_Assignment_. Using the records below, find every line that includes "Task" and copy it.

_Data extract_.
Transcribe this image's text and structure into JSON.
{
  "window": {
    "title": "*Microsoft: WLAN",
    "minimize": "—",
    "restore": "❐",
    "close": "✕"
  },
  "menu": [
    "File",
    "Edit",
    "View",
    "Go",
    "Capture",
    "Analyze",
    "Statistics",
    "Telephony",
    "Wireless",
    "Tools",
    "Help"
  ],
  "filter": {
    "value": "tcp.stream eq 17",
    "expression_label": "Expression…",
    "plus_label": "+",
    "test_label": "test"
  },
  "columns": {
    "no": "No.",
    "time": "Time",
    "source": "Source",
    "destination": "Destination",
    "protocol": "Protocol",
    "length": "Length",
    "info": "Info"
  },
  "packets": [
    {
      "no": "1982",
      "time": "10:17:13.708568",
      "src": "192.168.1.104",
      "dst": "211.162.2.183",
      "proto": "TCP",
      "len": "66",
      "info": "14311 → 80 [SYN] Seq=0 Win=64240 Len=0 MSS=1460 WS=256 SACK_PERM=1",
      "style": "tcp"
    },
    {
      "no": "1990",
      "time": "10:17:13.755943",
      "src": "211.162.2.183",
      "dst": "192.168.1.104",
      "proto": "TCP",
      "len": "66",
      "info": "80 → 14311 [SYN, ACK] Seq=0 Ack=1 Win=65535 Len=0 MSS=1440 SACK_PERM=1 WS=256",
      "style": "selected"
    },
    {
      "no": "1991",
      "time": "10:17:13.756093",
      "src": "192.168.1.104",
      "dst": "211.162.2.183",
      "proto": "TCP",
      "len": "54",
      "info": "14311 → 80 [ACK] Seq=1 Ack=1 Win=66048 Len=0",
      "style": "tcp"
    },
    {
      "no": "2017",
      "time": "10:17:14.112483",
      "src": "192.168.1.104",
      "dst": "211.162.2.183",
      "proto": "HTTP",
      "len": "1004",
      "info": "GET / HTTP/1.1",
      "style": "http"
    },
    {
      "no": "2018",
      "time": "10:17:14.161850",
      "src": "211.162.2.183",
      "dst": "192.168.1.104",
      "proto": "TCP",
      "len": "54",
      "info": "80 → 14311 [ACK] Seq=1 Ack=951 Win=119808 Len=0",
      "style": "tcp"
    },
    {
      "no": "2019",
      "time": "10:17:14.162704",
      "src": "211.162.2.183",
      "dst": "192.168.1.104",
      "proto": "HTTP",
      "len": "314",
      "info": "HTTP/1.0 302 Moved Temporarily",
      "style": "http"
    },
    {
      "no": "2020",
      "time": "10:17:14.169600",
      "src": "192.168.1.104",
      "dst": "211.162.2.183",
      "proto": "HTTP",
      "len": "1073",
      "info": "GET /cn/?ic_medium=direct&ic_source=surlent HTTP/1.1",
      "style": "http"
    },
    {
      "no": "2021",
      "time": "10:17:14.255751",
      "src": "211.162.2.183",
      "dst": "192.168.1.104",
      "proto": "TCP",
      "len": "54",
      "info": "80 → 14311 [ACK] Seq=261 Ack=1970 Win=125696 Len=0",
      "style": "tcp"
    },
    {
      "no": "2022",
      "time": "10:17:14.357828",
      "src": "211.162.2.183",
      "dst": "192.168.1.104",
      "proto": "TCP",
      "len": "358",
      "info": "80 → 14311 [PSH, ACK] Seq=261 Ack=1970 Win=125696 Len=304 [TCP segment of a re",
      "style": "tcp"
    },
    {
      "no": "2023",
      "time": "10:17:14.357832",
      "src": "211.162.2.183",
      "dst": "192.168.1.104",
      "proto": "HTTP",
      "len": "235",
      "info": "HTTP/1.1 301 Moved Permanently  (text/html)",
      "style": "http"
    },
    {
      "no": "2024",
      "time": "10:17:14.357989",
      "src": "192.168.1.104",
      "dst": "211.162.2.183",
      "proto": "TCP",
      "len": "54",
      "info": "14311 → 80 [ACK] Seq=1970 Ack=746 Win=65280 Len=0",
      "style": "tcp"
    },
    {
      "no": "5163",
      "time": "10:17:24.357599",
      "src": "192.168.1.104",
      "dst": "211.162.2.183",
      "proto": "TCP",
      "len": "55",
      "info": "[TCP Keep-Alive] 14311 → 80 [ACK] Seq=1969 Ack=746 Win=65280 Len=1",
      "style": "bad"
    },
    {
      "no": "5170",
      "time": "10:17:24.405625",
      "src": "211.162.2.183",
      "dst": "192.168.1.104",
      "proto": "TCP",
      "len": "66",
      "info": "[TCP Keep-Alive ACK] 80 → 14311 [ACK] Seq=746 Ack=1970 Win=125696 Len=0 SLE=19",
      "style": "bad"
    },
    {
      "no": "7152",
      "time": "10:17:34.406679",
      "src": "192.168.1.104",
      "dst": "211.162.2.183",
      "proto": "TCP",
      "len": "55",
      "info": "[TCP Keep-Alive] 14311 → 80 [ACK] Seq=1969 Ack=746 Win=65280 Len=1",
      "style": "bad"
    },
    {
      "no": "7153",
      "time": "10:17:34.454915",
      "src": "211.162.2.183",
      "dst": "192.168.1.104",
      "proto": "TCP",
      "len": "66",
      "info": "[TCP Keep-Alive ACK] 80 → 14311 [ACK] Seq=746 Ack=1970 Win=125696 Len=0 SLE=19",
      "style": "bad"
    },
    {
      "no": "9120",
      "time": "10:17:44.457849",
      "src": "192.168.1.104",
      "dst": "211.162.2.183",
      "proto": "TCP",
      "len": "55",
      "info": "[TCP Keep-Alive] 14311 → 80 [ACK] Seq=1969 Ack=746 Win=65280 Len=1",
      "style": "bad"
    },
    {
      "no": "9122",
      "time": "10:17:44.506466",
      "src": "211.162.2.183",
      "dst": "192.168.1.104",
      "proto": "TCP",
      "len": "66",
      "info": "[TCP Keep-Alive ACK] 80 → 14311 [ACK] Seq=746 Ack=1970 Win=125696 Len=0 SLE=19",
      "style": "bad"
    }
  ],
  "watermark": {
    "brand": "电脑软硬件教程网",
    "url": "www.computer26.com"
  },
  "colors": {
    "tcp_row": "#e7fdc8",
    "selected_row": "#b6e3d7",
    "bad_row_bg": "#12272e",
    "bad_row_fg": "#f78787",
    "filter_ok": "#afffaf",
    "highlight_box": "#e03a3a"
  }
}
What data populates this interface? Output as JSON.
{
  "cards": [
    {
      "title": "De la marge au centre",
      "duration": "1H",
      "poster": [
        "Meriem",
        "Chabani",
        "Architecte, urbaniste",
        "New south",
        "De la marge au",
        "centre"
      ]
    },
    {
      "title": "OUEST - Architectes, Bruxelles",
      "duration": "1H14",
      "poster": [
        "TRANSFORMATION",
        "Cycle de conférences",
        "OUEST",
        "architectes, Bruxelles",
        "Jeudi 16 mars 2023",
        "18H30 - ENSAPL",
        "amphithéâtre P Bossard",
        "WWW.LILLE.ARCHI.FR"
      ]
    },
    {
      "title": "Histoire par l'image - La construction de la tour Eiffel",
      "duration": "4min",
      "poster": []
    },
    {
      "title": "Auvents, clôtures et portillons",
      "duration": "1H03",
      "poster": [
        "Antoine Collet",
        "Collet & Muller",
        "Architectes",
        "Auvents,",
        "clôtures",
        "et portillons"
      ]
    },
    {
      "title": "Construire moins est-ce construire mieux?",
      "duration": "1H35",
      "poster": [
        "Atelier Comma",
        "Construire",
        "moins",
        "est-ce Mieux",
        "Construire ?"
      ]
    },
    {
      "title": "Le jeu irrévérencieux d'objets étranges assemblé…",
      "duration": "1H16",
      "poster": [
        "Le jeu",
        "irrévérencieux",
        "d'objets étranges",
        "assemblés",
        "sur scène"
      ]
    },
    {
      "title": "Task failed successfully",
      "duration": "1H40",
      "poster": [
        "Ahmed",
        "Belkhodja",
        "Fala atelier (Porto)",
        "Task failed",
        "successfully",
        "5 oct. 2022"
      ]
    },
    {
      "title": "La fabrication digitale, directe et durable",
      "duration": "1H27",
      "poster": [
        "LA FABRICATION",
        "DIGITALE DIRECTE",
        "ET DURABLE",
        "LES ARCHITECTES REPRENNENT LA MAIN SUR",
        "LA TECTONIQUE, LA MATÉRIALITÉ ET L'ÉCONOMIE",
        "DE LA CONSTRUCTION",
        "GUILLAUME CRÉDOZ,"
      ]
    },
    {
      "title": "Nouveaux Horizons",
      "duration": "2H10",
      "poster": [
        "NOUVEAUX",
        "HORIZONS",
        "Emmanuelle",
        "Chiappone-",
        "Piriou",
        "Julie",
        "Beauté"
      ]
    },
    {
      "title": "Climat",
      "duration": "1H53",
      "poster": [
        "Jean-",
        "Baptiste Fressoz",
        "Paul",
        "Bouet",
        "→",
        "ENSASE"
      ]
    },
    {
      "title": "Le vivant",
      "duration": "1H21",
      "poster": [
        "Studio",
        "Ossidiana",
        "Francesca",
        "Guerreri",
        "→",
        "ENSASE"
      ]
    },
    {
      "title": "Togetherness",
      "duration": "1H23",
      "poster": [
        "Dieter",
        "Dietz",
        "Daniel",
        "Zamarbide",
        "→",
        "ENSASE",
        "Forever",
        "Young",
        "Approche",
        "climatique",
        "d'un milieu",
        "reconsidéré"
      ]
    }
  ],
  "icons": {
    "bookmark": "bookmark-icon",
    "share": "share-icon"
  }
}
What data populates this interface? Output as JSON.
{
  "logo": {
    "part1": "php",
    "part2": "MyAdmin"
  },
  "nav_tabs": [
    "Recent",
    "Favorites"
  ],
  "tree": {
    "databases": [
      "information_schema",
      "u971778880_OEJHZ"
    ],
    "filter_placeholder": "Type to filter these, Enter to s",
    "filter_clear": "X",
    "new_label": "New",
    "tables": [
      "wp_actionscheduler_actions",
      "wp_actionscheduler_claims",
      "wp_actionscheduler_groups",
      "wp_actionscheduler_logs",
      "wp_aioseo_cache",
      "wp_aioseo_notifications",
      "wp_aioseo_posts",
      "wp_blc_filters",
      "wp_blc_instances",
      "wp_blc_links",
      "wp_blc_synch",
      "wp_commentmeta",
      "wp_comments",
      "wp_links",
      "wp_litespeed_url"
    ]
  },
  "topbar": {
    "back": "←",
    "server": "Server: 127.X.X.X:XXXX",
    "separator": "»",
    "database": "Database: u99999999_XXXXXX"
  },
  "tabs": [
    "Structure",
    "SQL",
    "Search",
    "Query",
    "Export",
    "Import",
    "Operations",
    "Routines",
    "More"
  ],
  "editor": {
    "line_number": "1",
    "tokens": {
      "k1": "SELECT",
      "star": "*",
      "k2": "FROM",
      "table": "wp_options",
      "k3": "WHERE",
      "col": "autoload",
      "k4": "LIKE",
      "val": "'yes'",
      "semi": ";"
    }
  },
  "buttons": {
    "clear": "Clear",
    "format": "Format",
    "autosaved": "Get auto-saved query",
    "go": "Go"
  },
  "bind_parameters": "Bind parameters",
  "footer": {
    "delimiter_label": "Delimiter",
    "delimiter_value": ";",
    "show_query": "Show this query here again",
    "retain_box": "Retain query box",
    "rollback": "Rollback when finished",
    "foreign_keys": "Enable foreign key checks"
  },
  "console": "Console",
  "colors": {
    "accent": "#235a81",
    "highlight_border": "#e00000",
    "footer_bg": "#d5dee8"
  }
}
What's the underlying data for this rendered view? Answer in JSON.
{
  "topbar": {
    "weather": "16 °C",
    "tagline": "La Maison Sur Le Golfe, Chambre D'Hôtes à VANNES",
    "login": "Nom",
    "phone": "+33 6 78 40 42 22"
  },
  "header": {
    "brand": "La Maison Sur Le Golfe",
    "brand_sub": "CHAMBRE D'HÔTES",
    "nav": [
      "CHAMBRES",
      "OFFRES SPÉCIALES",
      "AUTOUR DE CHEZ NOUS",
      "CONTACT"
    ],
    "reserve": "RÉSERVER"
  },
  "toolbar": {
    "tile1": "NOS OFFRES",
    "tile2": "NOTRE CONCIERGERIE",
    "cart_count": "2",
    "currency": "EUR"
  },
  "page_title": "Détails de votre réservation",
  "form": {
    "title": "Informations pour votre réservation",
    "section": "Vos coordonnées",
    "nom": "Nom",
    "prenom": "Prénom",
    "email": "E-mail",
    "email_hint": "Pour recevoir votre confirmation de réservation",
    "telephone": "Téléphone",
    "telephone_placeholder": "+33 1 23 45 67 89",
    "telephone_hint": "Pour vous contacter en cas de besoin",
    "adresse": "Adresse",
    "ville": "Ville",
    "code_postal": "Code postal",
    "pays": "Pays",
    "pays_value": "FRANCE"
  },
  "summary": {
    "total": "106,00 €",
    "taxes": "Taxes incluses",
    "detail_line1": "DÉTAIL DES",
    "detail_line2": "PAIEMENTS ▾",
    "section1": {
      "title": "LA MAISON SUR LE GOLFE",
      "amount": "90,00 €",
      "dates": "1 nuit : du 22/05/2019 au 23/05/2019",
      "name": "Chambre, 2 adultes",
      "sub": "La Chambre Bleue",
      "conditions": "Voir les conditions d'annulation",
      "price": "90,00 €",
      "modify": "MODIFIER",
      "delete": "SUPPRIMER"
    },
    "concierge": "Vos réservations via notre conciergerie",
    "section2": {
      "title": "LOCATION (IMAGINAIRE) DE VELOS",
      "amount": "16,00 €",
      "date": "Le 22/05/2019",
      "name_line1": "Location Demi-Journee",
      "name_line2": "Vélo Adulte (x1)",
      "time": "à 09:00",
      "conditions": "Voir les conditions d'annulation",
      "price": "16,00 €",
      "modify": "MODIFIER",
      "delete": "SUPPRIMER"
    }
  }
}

_Exercise response_.
      "title": "Task failed successfully",
        "Task failed",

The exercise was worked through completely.